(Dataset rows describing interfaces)
>>>

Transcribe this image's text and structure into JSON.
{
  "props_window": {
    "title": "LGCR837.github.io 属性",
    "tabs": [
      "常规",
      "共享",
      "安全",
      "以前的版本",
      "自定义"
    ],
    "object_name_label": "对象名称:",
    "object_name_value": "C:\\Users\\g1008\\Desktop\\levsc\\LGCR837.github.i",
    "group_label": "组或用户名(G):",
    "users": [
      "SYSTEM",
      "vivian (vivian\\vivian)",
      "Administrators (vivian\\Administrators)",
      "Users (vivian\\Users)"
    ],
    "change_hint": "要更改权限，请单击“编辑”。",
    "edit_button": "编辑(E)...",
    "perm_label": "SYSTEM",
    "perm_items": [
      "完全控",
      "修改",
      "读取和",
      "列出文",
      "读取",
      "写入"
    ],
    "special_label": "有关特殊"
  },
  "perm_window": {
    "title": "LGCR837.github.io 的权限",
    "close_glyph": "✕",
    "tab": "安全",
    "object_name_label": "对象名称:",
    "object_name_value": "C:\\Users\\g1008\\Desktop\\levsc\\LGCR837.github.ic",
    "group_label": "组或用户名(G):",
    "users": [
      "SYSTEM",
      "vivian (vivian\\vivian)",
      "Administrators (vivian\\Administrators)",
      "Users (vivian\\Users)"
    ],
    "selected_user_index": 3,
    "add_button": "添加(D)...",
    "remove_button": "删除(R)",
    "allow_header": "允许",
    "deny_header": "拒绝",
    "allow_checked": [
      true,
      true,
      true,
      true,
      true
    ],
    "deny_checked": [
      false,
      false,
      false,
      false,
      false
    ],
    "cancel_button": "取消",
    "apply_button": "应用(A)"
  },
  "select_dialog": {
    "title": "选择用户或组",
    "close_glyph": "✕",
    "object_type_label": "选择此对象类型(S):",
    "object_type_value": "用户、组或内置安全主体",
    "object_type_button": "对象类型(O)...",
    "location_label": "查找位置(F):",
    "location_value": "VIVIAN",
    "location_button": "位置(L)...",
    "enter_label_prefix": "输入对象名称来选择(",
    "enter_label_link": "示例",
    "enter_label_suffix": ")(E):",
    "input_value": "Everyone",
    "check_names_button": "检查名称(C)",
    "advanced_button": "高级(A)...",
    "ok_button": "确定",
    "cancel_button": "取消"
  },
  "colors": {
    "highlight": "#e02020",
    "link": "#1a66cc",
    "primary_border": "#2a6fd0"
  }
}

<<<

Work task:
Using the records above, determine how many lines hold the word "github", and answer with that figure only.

Task result:
4